De”myth”ifying Mental Health – Findings from a Community University Research Alliance (CURA)
Critical Social Work
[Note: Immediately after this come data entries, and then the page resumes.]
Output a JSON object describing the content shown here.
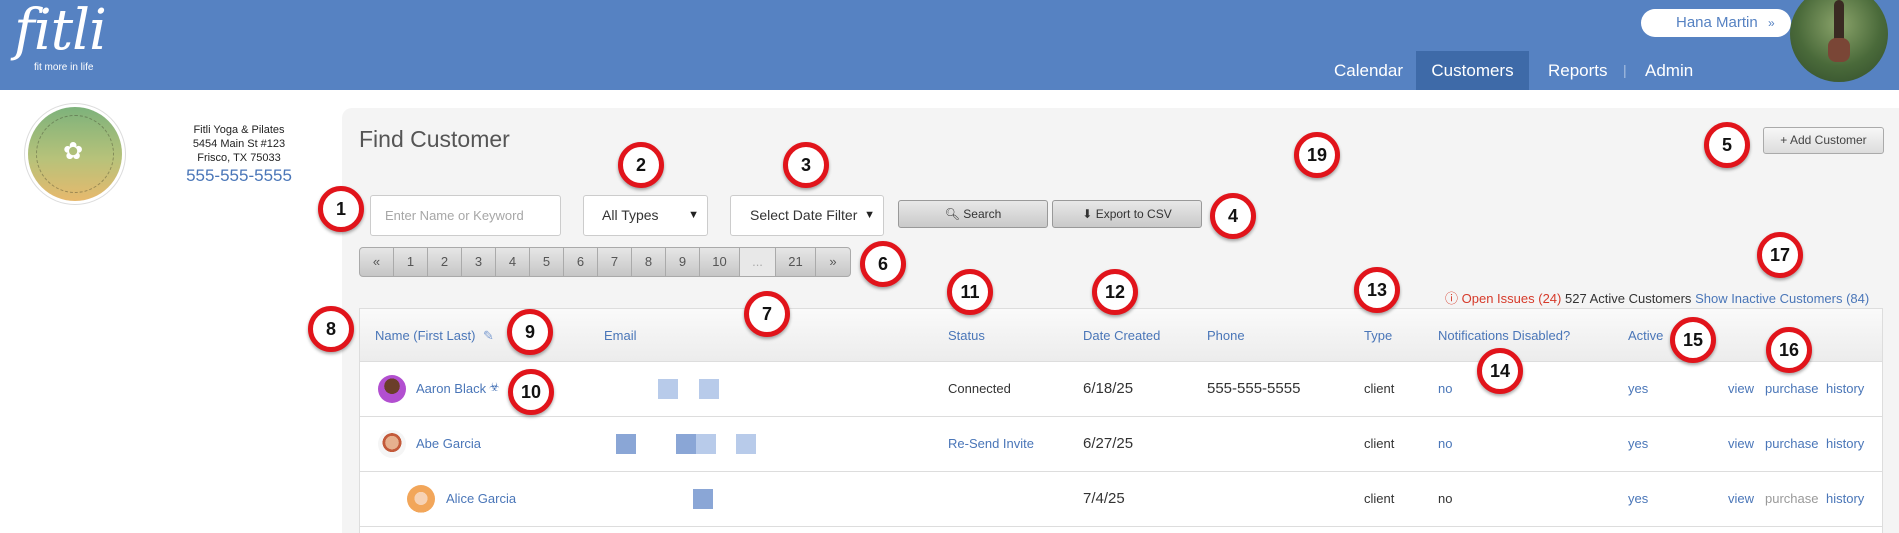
{
  "header": {
    "logo_text": "fitli",
    "logo_tagline": "fit more in life",
    "user_name": "Hana Martin",
    "user_chevron": "»",
    "nav": {
      "calendar": "Calendar",
      "customers": "Customers",
      "reports": "Reports",
      "separator": "|",
      "admin": "Admin"
    }
  },
  "studio": {
    "logo_text": "FITLI YOGA & PILATES",
    "name": "Fitli Yoga & Pilates",
    "address_line1": "5454 Main St #123",
    "address_line2": "Frisco, TX 75033",
    "phone": "555-555-5555"
  },
  "page": {
    "title": "Find Customer",
    "add_button": "+ Add Customer"
  },
  "filters": {
    "search_placeholder": "Enter Name or Keyword",
    "type_select": "All Types",
    "date_select": "Select Date Filter",
    "search_button": "Search",
    "export_button": "Export to CSV"
  },
  "pagination": [
    "«",
    "1",
    "2",
    "3",
    "4",
    "5",
    "6",
    "7",
    "8",
    "9",
    "10",
    "...",
    "21",
    "»"
  ],
  "summary": {
    "open_issues": "Open Issues (24)",
    "active_count": "527 Active Customers",
    "show_inactive": "Show Inactive Customers (84)"
  },
  "table": {
    "headers": {
      "name": "Name (First Last)",
      "email": "Email",
      "status": "Status",
      "date_created": "Date Created",
      "phone": "Phone",
      "type": "Type",
      "notifications": "Notifications Disabled?",
      "active": "Active"
    },
    "rows": [
      {
        "name": "Aaron Black",
        "status": "Connected",
        "date": "6/18/25",
        "phone": "555-555-5555",
        "type": "client",
        "notifications": "no",
        "active": "yes",
        "view": "view",
        "purchase": "purchase",
        "history": "history"
      },
      {
        "name": "Abe Garcia",
        "status": "Re-Send Invite",
        "date": "6/27/25",
        "phone": "",
        "type": "client",
        "notifications": "no",
        "active": "yes",
        "view": "view",
        "purchase": "purchase",
        "history": "history"
      },
      {
        "name": "Alice Garcia",
        "status": "",
        "date": "7/4/25",
        "phone": "",
        "type": "client",
        "notifications": "no",
        "active": "yes",
        "view": "view",
        "purchase": "purchase",
        "history": "history"
      }
    ]
  },
  "callouts": [
    "1",
    "2",
    "3",
    "4",
    "5",
    "6",
    "7",
    "8",
    "9",
    "10",
    "11",
    "12",
    "13",
    "14",
    "15",
    "16",
    "17",
    "19"
  ],
  "colors": {
    "header_bg": "#5682c2",
    "nav_active_bg": "#3e6aa8",
    "link": "#4a76b8",
    "issues": "#d63a2a",
    "callout_ring": "#e1141b"
  }
}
Many myths exist regarding mental illness and those with mental health issues. Under the auspices of a Community-University Research Alliance on Housing and Mental Health, a partnership between academics, community health and social service agencies and representatives of consumer-survivor groups, fourteen consumer-survivor and eight family member focus groups were held throughout Southwestern Ontario. Individual interviews were also conducted with 150 male and 150 female community-based mental health system consumer-survivors living in a variety of housing environments in London, Ontario. The findings dispute beliefs around four myths: that people with mental health problems are a homogenous population, which was highlighted by significant differences between men and women in frequency and length of psychiatric hospitalizations, primary diagnosis, problem severity, psychoactive drug use and sexual abuse, are unemployed because they are uneducated, are violent and dangerous and thus spend extended periods of time incarcerated and are unsupported by their families which then leads to housing problems. Challenging these and other equally erroneous myths is essential in responding to the oppression faced by mental-health consumer-survivors and in developing a national strategy for mental health.